Greece is renowned worldwide for its excellent honey and the island of Rhodes, largest of the Dodecannese group and fourth largest island in Greece, is no exception - in fact it is also home to the only bee museum in Greece http://www.mel.gr/en/content.asp?id=4 , which receives over 10,000 visitors per year.
The cuisine of the Dodecannese islands is distinguished by its particular use also of spices and piquant flavours which are often used to produce a unique combination of sweet and savoury such as in today's dish. Delicious in its simplicity, it requires only a minimal number of ingredients and is quick to make as an appetizer or snack. It is known predominantly as 'Meliasti' due to the use of honey ('meli' is the Greek word for honey).
For a lower-calorie version, instead of frying, you can bake in a preheated, moderate oven at 180o C (350o F, Gas Mark 4) for around 15 minutes until golden brown and crisp before adding the honey sauce.
If the Feta is a little wet, dry it well using absorbent kitchen paper. Cut into 4 rectangles about 1 cm thick.
Lightly toast the sesame seeds until golden brown and fragrant either in a large, preferably non-stick, frying pan over medium heat, shaking now and again (takes about 5 minutes), or in a preheated, moderate, oven at 170o C ( 325o F, Gas Mark 3), spread out on a baking sheet, for about 15 minutes.
Keeping three of the filo sheets covered in the meantime so that they do not dry out, cut one filo sheet into quarters and brush each piece with olive oil.
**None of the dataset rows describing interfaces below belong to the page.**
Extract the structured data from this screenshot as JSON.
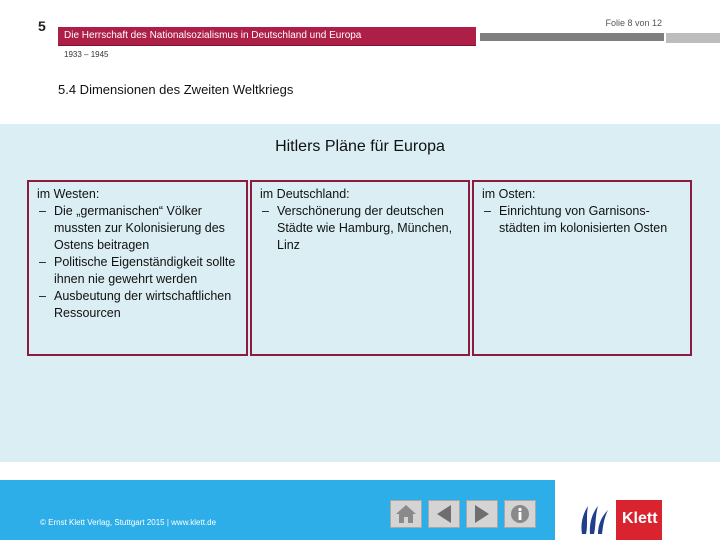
{
  "header": {
    "chapter_number": "5",
    "slide_counter": "Folie 8 von 12",
    "title": "Die Herrschaft des Nationalsozialismus in Deutschland und Europa",
    "dates": "1933 – 1945"
  },
  "section": {
    "title": "5.4 Dimensionen des Zweiten Weltkriegs"
  },
  "main": {
    "heading": "Hitlers Pläne für Europa",
    "columns": [
      {
        "title": "im Westen:",
        "items": [
          "Die „germanischen“ Völker mussten zur Kolonisierung des Ostens beitragen",
          "Politische Eigenständigkeit sollte ihnen nie gewehrt werden",
          "Ausbeutung der wirtschaftlichen Ressourcen"
        ]
      },
      {
        "title": "im Deutschland:",
        "items": [
          "Verschönerung der deutschen Städte wie Hamburg, München, Linz"
        ]
      },
      {
        "title": "im Osten:",
        "items": [
          "Einrichtung von Garnisons­städten im kolonisierten Osten"
        ]
      }
    ]
  },
  "footer": {
    "copyright": "© Ernst Klett Verlag, Stuttgart 2015 | www.klett.de",
    "nav_icons": [
      "home-icon",
      "prev-arrow-icon",
      "next-arrow-icon",
      "info-icon"
    ],
    "logo_text": "Klett"
  },
  "colors": {
    "accent": "#ad1f47",
    "content_bg": "#daeef3",
    "footer_blue": "#2daee8",
    "logo_red": "#d9232e"
  }
}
Put 2 pieces of the quartered sheet on top of each other, place the Feta in the centre. then top with the remaining 2 sheets wrapping each block of feta with the filo rather like an envelope. Repeat in turn with the remaining three sheets.
Pour the olive oil into a large frying pan to a depth corresponding to around half the depth of the feta parcels. Put over high heat and when the oil is hot fry the parcels until golden brown on both sides and crispy. Remove and drain on kitchen paper.
Heat the honey with the vinegar and water in a small pan, stirring to combine.
Drizzle the honey sauce liberally over the Feta parcels and sprinkle with the sesame seeds.
Best served hot.
On Rhodes this dish is often accompanied by a glass of Souma, a very strong drink which turns white when water is added to it like ouzo, but which is much stronger and not for the faint-hearted! A 'safer' alternative would be a glass of the local internationally award-winning sparkling ''Kair'' wine.
Kali orexi! Enjoy!